_TASK TO CARRY OUT_
Search the data for "this". Each line containing it is to be copied.

_DATA TO PROCESS_
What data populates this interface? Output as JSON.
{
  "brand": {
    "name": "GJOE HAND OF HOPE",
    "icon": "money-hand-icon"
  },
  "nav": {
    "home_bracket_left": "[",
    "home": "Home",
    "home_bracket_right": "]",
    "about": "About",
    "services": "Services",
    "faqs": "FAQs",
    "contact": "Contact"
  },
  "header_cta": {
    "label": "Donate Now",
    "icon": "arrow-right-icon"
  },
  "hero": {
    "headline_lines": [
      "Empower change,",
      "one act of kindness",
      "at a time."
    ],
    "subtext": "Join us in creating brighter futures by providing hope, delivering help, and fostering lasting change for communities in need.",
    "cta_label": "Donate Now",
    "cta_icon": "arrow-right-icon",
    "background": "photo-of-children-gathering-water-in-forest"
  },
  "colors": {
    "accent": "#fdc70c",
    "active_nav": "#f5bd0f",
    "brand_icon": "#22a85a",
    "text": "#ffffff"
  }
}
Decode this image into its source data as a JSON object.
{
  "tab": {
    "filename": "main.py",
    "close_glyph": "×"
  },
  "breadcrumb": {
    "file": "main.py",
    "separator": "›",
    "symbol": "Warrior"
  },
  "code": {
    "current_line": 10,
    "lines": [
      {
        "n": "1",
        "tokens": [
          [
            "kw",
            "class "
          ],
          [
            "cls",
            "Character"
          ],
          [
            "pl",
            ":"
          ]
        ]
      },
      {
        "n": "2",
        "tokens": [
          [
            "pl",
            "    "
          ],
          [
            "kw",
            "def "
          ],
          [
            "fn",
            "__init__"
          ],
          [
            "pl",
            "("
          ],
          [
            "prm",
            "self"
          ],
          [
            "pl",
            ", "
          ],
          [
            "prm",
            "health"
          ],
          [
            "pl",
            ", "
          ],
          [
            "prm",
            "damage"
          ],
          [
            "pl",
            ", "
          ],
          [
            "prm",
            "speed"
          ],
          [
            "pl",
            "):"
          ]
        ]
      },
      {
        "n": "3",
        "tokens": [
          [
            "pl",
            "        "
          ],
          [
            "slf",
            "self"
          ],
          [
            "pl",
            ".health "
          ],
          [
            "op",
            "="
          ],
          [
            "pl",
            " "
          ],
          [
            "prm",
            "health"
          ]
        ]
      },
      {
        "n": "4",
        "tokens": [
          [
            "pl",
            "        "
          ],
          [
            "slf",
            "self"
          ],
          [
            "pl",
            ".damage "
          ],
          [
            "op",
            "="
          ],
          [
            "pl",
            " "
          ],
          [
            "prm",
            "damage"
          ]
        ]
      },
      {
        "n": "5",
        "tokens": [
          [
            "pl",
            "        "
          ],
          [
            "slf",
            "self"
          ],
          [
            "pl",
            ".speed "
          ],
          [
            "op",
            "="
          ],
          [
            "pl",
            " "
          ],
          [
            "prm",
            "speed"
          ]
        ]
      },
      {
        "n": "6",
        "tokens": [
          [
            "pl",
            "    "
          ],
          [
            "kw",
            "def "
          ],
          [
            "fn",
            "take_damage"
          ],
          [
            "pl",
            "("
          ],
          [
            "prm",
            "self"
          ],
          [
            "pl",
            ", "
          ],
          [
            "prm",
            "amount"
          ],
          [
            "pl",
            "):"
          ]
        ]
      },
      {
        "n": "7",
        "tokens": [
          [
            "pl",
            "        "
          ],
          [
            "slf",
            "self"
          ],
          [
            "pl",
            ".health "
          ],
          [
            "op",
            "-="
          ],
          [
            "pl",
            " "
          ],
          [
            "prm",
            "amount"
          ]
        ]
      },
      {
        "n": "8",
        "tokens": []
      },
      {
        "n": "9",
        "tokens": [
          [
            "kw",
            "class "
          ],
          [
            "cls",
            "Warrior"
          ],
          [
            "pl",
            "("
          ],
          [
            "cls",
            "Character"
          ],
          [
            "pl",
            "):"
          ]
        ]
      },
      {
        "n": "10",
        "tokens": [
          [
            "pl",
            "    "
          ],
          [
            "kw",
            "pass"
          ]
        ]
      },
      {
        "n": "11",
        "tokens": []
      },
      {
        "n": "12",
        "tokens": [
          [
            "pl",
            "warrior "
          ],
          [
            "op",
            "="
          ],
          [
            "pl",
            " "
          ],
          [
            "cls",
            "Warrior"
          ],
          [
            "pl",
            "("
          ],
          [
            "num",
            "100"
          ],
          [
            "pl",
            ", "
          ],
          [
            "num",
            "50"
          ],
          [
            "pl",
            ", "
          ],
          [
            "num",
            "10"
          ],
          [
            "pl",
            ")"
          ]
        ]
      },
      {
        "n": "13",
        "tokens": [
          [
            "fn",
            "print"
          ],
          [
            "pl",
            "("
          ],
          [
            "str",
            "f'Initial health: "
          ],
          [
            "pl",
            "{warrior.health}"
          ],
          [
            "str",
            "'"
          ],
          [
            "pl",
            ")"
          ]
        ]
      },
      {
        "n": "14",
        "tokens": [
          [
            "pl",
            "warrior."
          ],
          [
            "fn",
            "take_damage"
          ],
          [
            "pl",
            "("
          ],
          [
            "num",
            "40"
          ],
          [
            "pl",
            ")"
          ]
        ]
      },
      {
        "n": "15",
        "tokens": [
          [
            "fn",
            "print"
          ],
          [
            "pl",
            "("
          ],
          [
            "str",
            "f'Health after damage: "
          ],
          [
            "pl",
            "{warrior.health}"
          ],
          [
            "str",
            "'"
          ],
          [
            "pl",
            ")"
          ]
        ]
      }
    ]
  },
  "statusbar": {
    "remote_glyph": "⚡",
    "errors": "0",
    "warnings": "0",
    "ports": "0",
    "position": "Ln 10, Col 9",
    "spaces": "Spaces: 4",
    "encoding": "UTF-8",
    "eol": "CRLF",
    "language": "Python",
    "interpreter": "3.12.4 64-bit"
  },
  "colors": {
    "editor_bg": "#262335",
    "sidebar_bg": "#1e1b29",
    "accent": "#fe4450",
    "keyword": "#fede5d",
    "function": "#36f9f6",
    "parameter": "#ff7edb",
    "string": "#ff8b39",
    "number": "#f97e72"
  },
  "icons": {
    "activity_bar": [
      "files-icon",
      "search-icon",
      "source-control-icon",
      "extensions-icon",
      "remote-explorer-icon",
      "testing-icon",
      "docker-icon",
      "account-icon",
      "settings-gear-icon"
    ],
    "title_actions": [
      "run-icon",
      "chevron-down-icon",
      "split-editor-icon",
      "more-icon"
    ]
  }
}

_ANSWER BOX_
What data populates this interface? Output as JSON.
Decode this image into its source data as a JSON object.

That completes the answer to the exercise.